Born of a rabbi father in Pittsburgh, 1923, Saul Leiter abandoned his theological studies for New York to indulge exclusively to painting and photography. His meeting with abstract-expressionist painter Richard Pousette-Daer will be decisive in the creation of his identity. Leiter then made a living of fashion and advertising photography working for various magazines, and continued his personal research at a side. His first assistant, Tony Cenicola said “he was totally inept at anything other than art”.
In the 50’s, the ‘street photography’ in New York is booming, while the color is a medium rejected by the world of art since it was strongly associated with images of advertising. But Saul Leiter -well before William Eggleston-, didn’t listen the trends: “One day I bought a roll of color film and I took pictures.
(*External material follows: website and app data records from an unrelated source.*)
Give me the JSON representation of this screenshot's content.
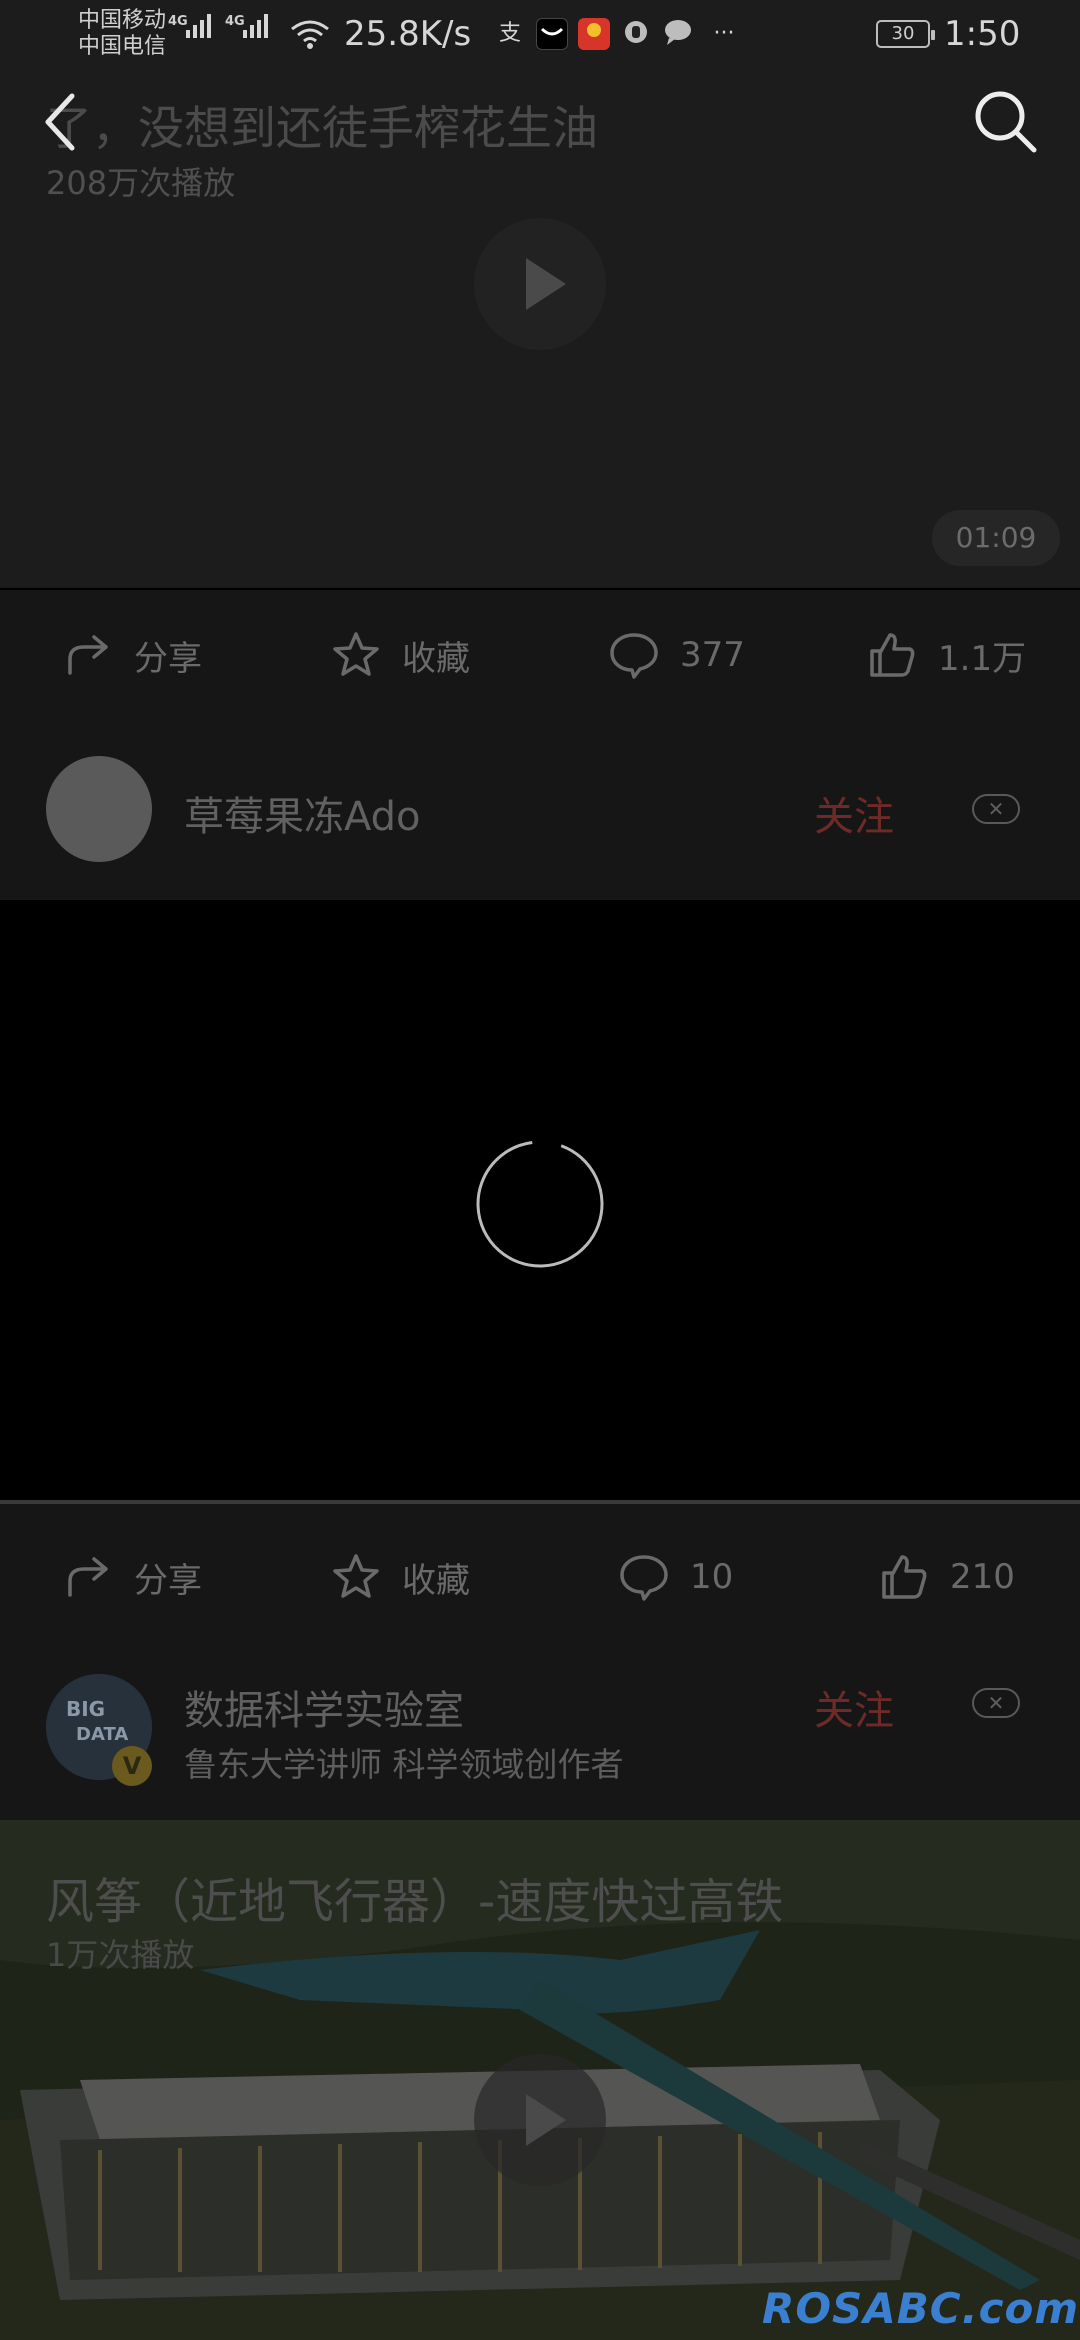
{
  "status_bar": {
    "carrier_1": "中国移动",
    "carrier_2": "中国电信",
    "net_1": "4G",
    "net_2": "4G",
    "speed": "25.8K/s",
    "battery": "30",
    "time": "1:50",
    "more": "···",
    "alipay_glyph": "支"
  },
  "video_1": {
    "title": "了，没想到还徒手榨花生油",
    "views": "208万次播放",
    "duration": "01:09"
  },
  "actions_1": {
    "share": "分享",
    "favorite": "收藏",
    "comments": "377",
    "likes": "1.1万"
  },
  "author_1": {
    "name": "草莓果冻Ado",
    "follow": "关注"
  },
  "actions_2": {
    "share": "分享",
    "favorite": "收藏",
    "comments": "10",
    "likes": "210"
  },
  "author_2": {
    "name": "数据科学实验室",
    "description": "鲁东大学讲师 科学领域创作者",
    "follow": "关注",
    "avatar_text_1": "BIG",
    "avatar_text_2": "DATA",
    "verified_badge": "V"
  },
  "video_2": {
    "title": "风筝（近地飞行器）-速度快过高铁",
    "views": "1万次播放"
  },
  "watermark": "ROSABC.com",
  "colors": {
    "follow": "#6e2a26",
    "watermark": "#3b7fd0",
    "panel": "#161616"
  }
}
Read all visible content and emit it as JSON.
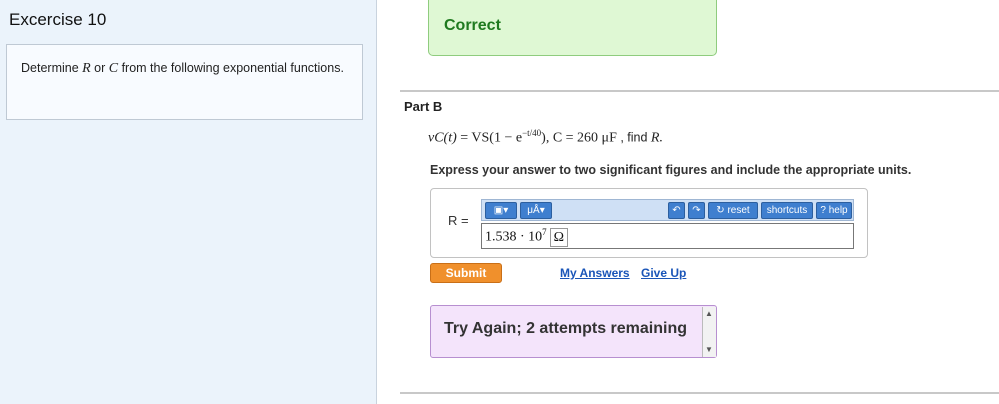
{
  "sidebar": {
    "title": "Excercise 10",
    "problem": {
      "p1": "Determine ",
      "var_r": "R",
      "or": " or ",
      "var_c": "C",
      "p2": " from the following exponential functions."
    }
  },
  "feedback": {
    "correct": "Correct",
    "try_again": "Try Again; 2 attempts remaining"
  },
  "part": {
    "label": "Part B"
  },
  "question": {
    "lhs": "vC(t)",
    "eq": " = VS(1 − e",
    "exponent": "−t/40",
    "close": "), ",
    "c_eq": "C = 260 μF",
    "find": " , find ",
    "target": "R."
  },
  "instruction": "Express your answer to two significant figures and include the appropriate units.",
  "answer": {
    "label": "R =",
    "value": "1.538 · 10",
    "exponent": "7",
    "unit": "Ω"
  },
  "toolbar": {
    "templates_label": "▣▾",
    "units_label": "μÅ▾",
    "undo_label": "↶",
    "redo_label": "↷",
    "reset_label": "↻ reset",
    "shortcuts_label": "shortcuts",
    "help_label": "? help"
  },
  "actions": {
    "submit": "Submit",
    "my_answers": "My Answers",
    "give_up": "Give Up"
  },
  "colors": {
    "correct_bg": "#dff8d4",
    "try_bg": "#f4e4fb",
    "submit": "#f0902c",
    "toolbar_btn": "#3f7fcf"
  }
}
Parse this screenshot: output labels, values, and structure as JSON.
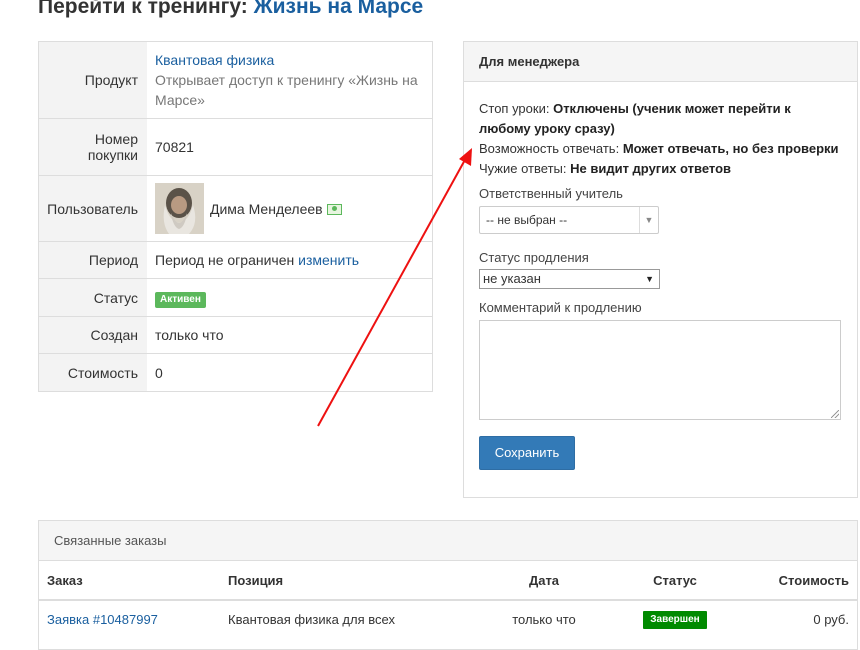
{
  "title": {
    "prefix": "Перейти к тренингу:",
    "link": "Жизнь на Марсе"
  },
  "info": {
    "product_label": "Продукт",
    "product_link": "Квантовая физика",
    "product_desc": "Открывает доступ к тренингу «Жизнь на Марсе»",
    "number_label": "Номер покупки",
    "number_value": "70821",
    "user_label": "Пользователь",
    "user_name": "Дима Менделеев",
    "period_label": "Период",
    "period_value": "Период не ограничен",
    "period_change_link": "изменить",
    "status_label": "Статус",
    "status_badge": "Активен",
    "created_label": "Создан",
    "created_value": "только что",
    "cost_label": "Стоимость",
    "cost_value": "0"
  },
  "manager": {
    "heading": "Для менеджера",
    "stop_lessons_label": "Стоп уроки:",
    "stop_lessons_value": "Отключены (ученик может перейти к любому уроку сразу)",
    "reply_label": "Возможность отвечать:",
    "reply_value": "Может отвечать, но без проверки",
    "foreign_label": "Чужие ответы:",
    "foreign_value": "Не видит других ответов",
    "teacher_label": "Ответственный учитель",
    "teacher_value": "-- не выбран --",
    "renewal_label": "Статус продления",
    "renewal_value": "не указан",
    "comment_label": "Комментарий к продлению",
    "comment_value": "",
    "save_button": "Сохранить"
  },
  "orders": {
    "heading": "Связанные заказы",
    "columns": [
      "Заказ",
      "Позиция",
      "Дата",
      "Статус",
      "Стоимость"
    ],
    "rows": [
      {
        "order": "Заявка #10487997",
        "position": "Квантовая физика для всех",
        "date": "только что",
        "status": "Завершен",
        "cost": "0 руб."
      }
    ]
  },
  "colors": {
    "link": "#1a5f9f",
    "active_badge": "#5cb85c",
    "done_badge": "#008a00",
    "primary_button": "#337ab7",
    "annotation_arrow": "#ee1111"
  }
}
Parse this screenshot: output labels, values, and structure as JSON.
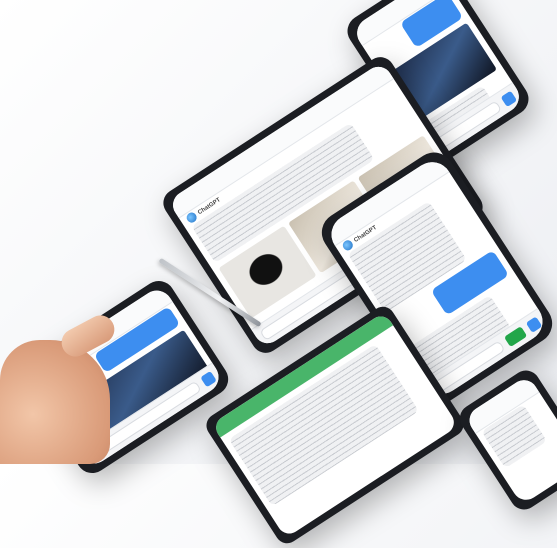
{
  "image": {
    "description": "",
    "labels": {
      "header": "ChatGPT"
    },
    "bot_name": "ChatGPT",
    "colors": {
      "accent": "#3d8ef0",
      "green": "#49b56a",
      "device": "#1b1d22"
    }
  }
}
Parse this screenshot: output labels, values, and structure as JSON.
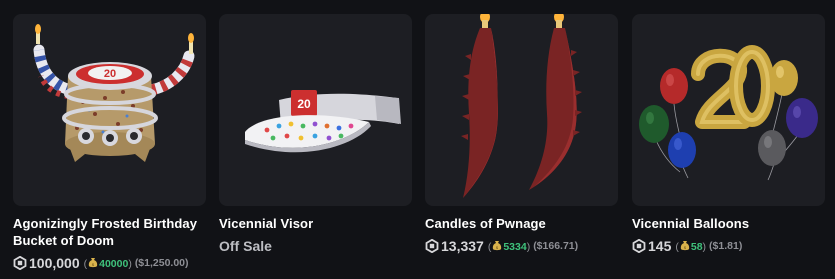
{
  "items": [
    {
      "name": "Agonizingly Frosted Birthday Bucket of Doom",
      "price": "100,000",
      "alt_price": "40000",
      "usd": "($1,250.00)",
      "status": ""
    },
    {
      "name": "Vicennial Visor",
      "price": "",
      "alt_price": "",
      "usd": "",
      "status": "Off Sale"
    },
    {
      "name": "Candles of Pwnage",
      "price": "13,337",
      "alt_price": "5334",
      "usd": "($166.71)",
      "status": ""
    },
    {
      "name": "Vicennial Balloons",
      "price": "145",
      "alt_price": "58",
      "usd": "($1.81)",
      "status": ""
    }
  ],
  "thumbnail_labels": {
    "bucket": "20",
    "visor": "20"
  },
  "icons": {
    "currency": "robux-icon",
    "alt_currency": "money-bag-icon"
  },
  "colors": {
    "background": "#111216",
    "card": "#1d1e23",
    "alt_price": "#3fc27c",
    "muted": "#8e8f95"
  }
}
Then I got a small box with slides. I liked what I saw. I liked color even though many photographers looked down on color or felt it was superficial or shallow.”
“I don’t have a philosophy. I have a camera. I look into the camera and take pictures. I think that mysterious things happen in familiar places.”
It was only in 1993 that the gallerist Howard Greenberg noticed his work in black and white at an exhibition. Five years later, Leiter brought his photographs to the gallery, Greenberg testifies: “You literally had to blow dust off of them, they’d been sitting in a box for 50 years–one beautiful picture after another.” This meeting would lead to exhibitions and 3 books, from which Early Color had a great success.
The beauty hidden in everyday life
In an era not necessarily very radiant, where most of images were about misery and wretchedness, Leiter saw that the search for beauty was not highly popular in that period. So guided by his instinct he found that beauty of life in the corner of the street, in his neighborhood: “I don’t have a philosophy. I have a camera. I look into the camera and take pictures. I think that mysterious things happen in familiar places”. In the 2000’s, he will gain a deserved recognition, even though he never sought to be famous: “When I am listening to Vivaldi or Japanese music or making spaghetti at 3 in the morning and realize that I don’t have the proper sauce for it, fame is of no use.”
A strong legacy
Until his death on November 26th, 2013, the humble man continued to photograph (also in digital) and left behind a proud legacy of thousands shots, which most certainly will be part of a retrospective exhibition. “He photographs the same neighborhood for 55 years, and there is a certain charm of the ones from the 50s because you’ve got 50’s cars, 50’s people and 50’s fashion. But he is shooting with the same style in 2011, it is amazing, I think people will be really surprised” said his assistant, Margit Erb.
Saul Leiter made himself a place in photography history with a wonderful & poetic visual language, which continues to inspire other artists today, as evidenced by the direction of photography in Carol (currently in theaters) paying tribute to his work.
Saul Leiter — Howard Greenberg Gallery
Saul Leiter: photographer — The Art of Photography
7 Lessons Saul Leiter Has Taught Me About Street Photography — Eric Kim blog
Book: Early Color by Saul Leinter — Steidl
Painted Nudes by Saul Leinter — AnOther
Movie: In No Great Hurry: 13 Lessons in Life with Saul Leiter by Tomas Leach